PROBLEM TO SOLVE>
Filter the entries, keeping every line with the word "JSON".

TASK MATERIAL>
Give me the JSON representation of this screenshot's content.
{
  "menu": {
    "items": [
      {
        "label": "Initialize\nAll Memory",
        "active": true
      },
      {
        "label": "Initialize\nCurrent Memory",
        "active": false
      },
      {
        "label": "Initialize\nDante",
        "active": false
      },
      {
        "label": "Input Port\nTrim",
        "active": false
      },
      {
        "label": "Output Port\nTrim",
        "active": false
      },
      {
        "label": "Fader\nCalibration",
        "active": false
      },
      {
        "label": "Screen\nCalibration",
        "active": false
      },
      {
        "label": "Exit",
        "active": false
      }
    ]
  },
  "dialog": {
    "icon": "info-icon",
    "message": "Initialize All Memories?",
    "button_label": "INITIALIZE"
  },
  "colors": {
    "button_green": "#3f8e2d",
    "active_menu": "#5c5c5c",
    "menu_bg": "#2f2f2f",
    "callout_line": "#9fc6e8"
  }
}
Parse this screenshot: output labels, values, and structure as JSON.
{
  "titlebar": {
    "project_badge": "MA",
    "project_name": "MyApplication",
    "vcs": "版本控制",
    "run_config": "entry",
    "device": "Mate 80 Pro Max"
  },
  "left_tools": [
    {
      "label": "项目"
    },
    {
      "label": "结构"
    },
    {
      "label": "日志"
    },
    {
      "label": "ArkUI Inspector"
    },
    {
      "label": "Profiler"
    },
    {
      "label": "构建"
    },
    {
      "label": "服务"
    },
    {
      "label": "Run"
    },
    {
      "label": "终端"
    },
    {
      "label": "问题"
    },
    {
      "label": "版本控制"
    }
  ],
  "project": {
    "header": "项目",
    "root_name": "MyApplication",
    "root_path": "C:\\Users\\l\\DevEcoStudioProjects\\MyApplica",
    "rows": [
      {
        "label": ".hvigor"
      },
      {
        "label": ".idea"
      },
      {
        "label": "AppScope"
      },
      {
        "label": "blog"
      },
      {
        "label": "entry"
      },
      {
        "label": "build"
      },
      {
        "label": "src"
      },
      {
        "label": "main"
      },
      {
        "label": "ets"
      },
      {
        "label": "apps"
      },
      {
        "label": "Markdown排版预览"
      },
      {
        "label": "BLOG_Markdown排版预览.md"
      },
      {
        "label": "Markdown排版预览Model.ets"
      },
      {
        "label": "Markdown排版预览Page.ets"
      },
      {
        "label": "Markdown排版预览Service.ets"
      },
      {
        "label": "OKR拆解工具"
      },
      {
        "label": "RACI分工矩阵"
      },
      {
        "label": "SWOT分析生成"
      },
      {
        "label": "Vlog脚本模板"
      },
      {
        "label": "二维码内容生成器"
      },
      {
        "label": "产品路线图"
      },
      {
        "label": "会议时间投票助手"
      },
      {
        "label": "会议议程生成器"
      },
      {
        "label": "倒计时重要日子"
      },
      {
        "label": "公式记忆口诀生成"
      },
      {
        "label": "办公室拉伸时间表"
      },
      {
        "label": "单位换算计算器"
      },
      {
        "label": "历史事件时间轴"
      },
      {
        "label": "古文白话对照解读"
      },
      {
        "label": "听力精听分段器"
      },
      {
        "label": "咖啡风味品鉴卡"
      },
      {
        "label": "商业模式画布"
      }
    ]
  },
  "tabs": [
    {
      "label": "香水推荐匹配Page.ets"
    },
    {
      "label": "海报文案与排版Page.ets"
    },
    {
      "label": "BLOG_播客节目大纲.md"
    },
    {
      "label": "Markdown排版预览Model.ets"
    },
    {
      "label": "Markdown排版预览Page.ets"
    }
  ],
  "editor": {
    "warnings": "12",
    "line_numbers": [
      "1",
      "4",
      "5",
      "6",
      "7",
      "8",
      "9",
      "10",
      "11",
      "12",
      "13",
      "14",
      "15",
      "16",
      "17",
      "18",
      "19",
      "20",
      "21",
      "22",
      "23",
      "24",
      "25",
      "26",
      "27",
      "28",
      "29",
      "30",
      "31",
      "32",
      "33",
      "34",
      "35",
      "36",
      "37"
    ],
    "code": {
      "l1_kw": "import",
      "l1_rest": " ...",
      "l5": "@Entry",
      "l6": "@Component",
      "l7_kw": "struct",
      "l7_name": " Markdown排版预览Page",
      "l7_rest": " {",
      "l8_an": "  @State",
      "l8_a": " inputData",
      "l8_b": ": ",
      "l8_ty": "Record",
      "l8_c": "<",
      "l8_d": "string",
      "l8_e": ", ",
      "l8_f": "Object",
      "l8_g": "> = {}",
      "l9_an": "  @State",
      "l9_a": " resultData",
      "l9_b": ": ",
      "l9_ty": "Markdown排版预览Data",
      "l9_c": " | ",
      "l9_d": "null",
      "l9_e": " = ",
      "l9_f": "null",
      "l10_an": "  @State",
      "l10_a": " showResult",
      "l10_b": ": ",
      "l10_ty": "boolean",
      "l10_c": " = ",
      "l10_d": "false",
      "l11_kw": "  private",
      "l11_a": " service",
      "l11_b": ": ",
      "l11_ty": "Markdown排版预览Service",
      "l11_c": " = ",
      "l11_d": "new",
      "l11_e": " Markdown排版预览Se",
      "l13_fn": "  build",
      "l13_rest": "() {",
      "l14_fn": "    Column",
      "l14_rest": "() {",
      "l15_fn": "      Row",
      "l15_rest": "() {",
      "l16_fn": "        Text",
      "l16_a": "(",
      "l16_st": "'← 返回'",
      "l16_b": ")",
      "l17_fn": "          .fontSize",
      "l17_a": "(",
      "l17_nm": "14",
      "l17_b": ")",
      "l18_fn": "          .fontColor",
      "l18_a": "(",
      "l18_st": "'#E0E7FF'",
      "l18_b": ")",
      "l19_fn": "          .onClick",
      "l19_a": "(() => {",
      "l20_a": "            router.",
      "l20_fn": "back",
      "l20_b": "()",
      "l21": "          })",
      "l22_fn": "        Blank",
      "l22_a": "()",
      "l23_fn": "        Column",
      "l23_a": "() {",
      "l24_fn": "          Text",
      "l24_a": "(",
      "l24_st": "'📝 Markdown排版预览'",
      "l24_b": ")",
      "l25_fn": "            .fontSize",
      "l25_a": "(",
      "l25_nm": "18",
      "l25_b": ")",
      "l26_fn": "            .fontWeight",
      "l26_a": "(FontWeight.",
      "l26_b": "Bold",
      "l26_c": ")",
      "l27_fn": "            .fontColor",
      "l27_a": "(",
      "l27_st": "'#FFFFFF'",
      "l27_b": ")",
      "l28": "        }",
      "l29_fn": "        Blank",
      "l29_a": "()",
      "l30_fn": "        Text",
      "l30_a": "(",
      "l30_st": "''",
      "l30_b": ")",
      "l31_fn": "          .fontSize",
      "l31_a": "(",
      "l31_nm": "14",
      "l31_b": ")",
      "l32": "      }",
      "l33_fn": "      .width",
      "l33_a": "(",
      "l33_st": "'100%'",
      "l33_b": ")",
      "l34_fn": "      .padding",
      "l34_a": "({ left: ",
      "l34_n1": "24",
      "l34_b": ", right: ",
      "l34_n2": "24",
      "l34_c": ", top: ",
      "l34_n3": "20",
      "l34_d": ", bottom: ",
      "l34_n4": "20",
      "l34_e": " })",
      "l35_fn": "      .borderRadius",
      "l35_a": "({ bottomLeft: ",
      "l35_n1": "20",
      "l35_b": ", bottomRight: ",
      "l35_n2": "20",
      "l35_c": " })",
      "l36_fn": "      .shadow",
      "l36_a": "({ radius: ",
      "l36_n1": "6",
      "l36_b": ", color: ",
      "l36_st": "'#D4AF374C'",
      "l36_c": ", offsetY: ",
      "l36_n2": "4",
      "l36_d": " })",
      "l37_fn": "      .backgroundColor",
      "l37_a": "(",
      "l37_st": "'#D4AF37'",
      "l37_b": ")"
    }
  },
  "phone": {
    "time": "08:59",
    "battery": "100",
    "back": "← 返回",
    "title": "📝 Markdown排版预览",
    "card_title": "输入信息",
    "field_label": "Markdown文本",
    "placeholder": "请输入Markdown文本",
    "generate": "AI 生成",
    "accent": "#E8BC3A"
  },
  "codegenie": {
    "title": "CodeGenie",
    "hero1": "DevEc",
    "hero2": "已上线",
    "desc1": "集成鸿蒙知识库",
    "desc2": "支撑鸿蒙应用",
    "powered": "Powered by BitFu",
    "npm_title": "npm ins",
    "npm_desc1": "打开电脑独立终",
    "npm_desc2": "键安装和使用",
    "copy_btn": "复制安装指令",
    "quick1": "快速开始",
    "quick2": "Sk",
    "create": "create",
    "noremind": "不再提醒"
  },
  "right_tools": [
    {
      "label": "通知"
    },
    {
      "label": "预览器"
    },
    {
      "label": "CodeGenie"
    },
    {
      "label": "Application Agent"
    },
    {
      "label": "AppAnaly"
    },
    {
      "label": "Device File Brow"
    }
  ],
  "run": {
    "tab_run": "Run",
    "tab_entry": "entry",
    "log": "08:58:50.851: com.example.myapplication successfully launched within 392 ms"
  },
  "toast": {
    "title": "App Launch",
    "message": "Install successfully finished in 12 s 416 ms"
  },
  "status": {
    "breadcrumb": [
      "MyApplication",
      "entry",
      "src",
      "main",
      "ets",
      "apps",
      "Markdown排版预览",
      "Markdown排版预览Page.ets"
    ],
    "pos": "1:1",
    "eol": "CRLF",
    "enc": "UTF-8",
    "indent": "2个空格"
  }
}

EXERCISE RESULT>
Give me the JSON representation of this screenshot's content.
Parse this screenshot: output labels, values, and structure as JSON.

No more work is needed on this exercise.